▶ WORK TO COMPLETE
Write out each entry again. Keep every word exactly as it is.

▶ THE RECORDS

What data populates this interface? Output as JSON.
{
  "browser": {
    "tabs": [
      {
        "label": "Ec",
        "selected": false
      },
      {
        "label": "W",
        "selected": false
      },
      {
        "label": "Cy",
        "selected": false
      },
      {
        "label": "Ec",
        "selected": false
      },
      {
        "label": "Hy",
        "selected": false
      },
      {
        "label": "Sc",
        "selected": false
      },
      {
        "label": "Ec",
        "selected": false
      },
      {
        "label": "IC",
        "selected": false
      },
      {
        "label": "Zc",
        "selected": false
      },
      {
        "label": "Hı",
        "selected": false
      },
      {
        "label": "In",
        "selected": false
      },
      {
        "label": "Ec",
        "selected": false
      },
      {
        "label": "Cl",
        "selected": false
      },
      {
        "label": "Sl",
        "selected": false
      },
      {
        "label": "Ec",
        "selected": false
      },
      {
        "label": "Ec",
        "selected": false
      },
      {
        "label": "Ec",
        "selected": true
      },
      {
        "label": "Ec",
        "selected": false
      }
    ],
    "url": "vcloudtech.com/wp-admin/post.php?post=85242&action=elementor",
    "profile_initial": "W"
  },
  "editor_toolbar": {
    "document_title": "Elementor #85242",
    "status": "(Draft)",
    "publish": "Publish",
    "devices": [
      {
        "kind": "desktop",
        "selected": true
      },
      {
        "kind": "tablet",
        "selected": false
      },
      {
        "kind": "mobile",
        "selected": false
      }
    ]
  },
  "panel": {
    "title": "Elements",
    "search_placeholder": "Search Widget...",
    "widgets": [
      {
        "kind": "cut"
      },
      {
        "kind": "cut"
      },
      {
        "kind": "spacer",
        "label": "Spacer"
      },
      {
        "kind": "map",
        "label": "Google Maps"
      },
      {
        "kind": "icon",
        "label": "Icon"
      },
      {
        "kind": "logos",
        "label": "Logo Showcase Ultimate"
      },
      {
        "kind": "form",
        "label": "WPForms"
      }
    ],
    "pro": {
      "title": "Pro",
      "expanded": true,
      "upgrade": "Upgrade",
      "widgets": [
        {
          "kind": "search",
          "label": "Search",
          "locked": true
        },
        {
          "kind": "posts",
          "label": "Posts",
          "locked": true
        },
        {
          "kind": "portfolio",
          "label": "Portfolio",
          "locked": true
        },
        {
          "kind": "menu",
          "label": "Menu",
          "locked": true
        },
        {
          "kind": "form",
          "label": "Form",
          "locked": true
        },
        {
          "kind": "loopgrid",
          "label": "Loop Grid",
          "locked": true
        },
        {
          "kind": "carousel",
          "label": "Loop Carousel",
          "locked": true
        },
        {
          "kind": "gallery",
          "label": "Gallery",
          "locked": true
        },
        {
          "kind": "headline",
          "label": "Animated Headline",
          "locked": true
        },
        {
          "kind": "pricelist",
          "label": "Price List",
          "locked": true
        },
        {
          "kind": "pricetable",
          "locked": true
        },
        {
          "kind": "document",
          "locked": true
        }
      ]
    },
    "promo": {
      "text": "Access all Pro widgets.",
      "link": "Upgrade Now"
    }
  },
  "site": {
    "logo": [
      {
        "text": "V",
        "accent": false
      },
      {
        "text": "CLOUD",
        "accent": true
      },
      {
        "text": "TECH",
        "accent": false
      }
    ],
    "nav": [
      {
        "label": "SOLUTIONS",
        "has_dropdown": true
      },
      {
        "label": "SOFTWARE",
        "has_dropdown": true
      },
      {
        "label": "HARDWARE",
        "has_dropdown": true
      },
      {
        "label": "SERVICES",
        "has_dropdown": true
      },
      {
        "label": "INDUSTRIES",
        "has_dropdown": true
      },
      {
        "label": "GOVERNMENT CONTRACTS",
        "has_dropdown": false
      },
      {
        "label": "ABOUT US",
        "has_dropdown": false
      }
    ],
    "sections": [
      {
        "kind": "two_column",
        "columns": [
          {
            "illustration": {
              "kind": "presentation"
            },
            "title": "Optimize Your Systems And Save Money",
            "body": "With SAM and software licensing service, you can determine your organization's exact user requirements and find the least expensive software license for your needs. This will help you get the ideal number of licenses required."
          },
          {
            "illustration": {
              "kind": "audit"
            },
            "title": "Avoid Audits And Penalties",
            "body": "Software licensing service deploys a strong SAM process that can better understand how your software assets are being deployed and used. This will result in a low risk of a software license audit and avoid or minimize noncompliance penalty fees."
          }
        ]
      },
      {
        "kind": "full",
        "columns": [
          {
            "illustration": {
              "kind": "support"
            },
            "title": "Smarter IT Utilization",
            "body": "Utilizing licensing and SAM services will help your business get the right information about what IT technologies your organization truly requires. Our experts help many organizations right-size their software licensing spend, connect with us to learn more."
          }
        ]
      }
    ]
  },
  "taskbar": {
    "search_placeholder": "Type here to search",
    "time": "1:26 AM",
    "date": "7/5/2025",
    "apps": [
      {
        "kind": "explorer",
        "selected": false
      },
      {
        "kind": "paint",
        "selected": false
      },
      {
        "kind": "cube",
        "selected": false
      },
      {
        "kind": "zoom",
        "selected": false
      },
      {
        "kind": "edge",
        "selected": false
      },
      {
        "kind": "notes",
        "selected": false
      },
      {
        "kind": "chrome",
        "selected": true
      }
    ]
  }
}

▶ YOUR RESPONSE
What data populates this interface? Output as JSON.
{
  "browser": {
    "tabs": [
      {
        "label": "Ec",
        "selected": false
      },
      {
        "label": "W",
        "selected": false
      },
      {
        "label": "Cy",
        "selected": false
      },
      {
        "label": "Ec",
        "selected": false
      },
      {
        "label": "Hy",
        "selected": false
      },
      {
        "label": "Sc",
        "selected": false
      },
      {
        "label": "Ec",
        "selected": false
      },
      {
        "label": "IC",
        "selected": false
      },
      {
        "label": "Zc",
        "selected": false
      },
      {
        "label": "Hı",
        "selected": false
      },
      {
        "label": "In",
        "selected": false
      },
      {
        "label": "Ec",
        "selected": false
      },
      {
        "label": "Cl",
        "selected": false
      },
      {
        "label": "Sl",
        "selected": false
      },
      {
        "label": "Ec",
        "selected": false
      },
      {
        "label": "Ec",
        "selected": false
      },
      {
        "label": "Ec",
        "selected": true
      },
      {
        "label": "Ec",
        "selected": false
      }
    ],
    "url": "vcloudtech.com/wp-admin/post.php?post=85242&action=elementor",
    "profile_initial": "W"
  },
  "editor_toolbar": {
    "document_title": "Elementor #85242",
    "status": "(Draft)",
    "publish": "Publish",
    "devices": [
      {
        "kind": "desktop",
        "selected": true
      },
      {
        "kind": "tablet",
        "selected": false
      },
      {
        "kind": "mobile",
        "selected": false
      }
    ]
  },
  "panel": {
    "title": "Elements",
    "search_placeholder": "Search Widget...",
    "widgets": [
      {
        "kind": "cut"
      },
      {
        "kind": "cut"
      },
      {
        "kind": "spacer",
        "label": "Spacer"
      },
      {
        "kind": "map",
        "label": "Google Maps"
      },
      {
        "kind": "icon",
        "label": "Icon"
      },
      {
        "kind": "logos",
        "label": "Logo Showcase Ultimate"
      },
      {
        "kind": "form",
        "label": "WPForms"
      }
    ],
    "pro": {
      "title": "Pro",
      "expanded": true,
      "upgrade": "Upgrade",
      "widgets": [
        {
          "kind": "search",
          "label": "Search",
          "locked": true
        },
        {
          "kind": "posts",
          "label": "Posts",
          "locked": true
        },
        {
          "kind": "portfolio",
          "label": "Portfolio",
          "locked": true
        },
        {
          "kind": "menu",
          "label": "Menu",
          "locked": true
        },
        {
          "kind": "form",
          "label": "Form",
          "locked": true
        },
        {
          "kind": "loopgrid",
          "label": "Loop Grid",
          "locked": true
        },
        {
          "kind": "carousel",
          "label": "Loop Carousel",
          "locked": true
        },
        {
          "kind": "gallery",
          "label": "Gallery",
          "locked": true
        },
        {
          "kind": "headline",
          "label": "Animated Headline",
          "locked": true
        },
        {
          "kind": "pricelist",
          "label": "Price List",
          "locked": true
        },
        {
          "kind": "pricetable",
          "locked": true
        },
        {
          "kind": "document",
          "locked": true
        }
      ]
    },
    "promo": {
      "text": "Access all Pro widgets.",
      "link": "Upgrade Now"
    }
  },
  "site": {
    "logo": [
      {
        "text": "V",
        "accent": false
      },
      {
        "text": "CLOUD",
        "accent": true
      },
      {
        "text": "TECH",
        "accent": false
      }
    ],
    "nav": [
      {
        "label": "SOLUTIONS",
        "has_dropdown": true
      },
      {
        "label": "SOFTWARE",
        "has_dropdown": true
      },
      {
        "label": "HARDWARE",
        "has_dropdown": true
      },
      {
        "label": "SERVICES",
        "has_dropdown": true
      },
      {
        "label": "INDUSTRIES",
        "has_dropdown": true
      },
      {
        "label": "GOVERNMENT CONTRACTS",
        "has_dropdown": false
      },
      {
        "label": "ABOUT US",
        "has_dropdown": false
      }
    ],
    "sections": [
      {
        "kind": "two_column",
        "columns": [
          {
            "illustration": {
              "kind": "presentation"
            },
            "title": "Optimize Your Systems And Save Money",
            "body": "With SAM and software licensing service, you can determine your organization's exact user requirements and find the least expensive software license for your needs. This will help you get the ideal number of licenses required."
          },
          {
            "illustration": {
              "kind": "audit"
            },
            "title": "Avoid Audits And Penalties",
            "body": "Software licensing service deploys a strong SAM process that can better understand how your software assets are being deployed and used. This will result in a low risk of a software license audit and avoid or minimize noncompliance penalty fees."
          }
        ]
      },
      {
        "kind": "full",
        "columns": [
          {
            "illustration": {
              "kind": "support"
            },
            "title": "Smarter IT Utilization",
            "body": "Utilizing licensing and SAM services will help your business get the right information about what IT technologies your organization truly requires. Our experts help many organizations right-size their software licensing spend, connect with us to learn more."
          }
        ]
      }
    ]
  },
  "taskbar": {
    "search_placeholder": "Type here to search",
    "time": "1:26 AM",
    "date": "7/5/2025",
    "apps": [
      {
        "kind": "explorer",
        "selected": false
      },
      {
        "kind": "paint",
        "selected": false
      },
      {
        "kind": "cube",
        "selected": false
      },
      {
        "kind": "zoom",
        "selected": false
      },
      {
        "kind": "edge",
        "selected": false
      },
      {
        "kind": "notes",
        "selected": false
      },
      {
        "kind": "chrome",
        "selected": true
      }
    ]
  }
}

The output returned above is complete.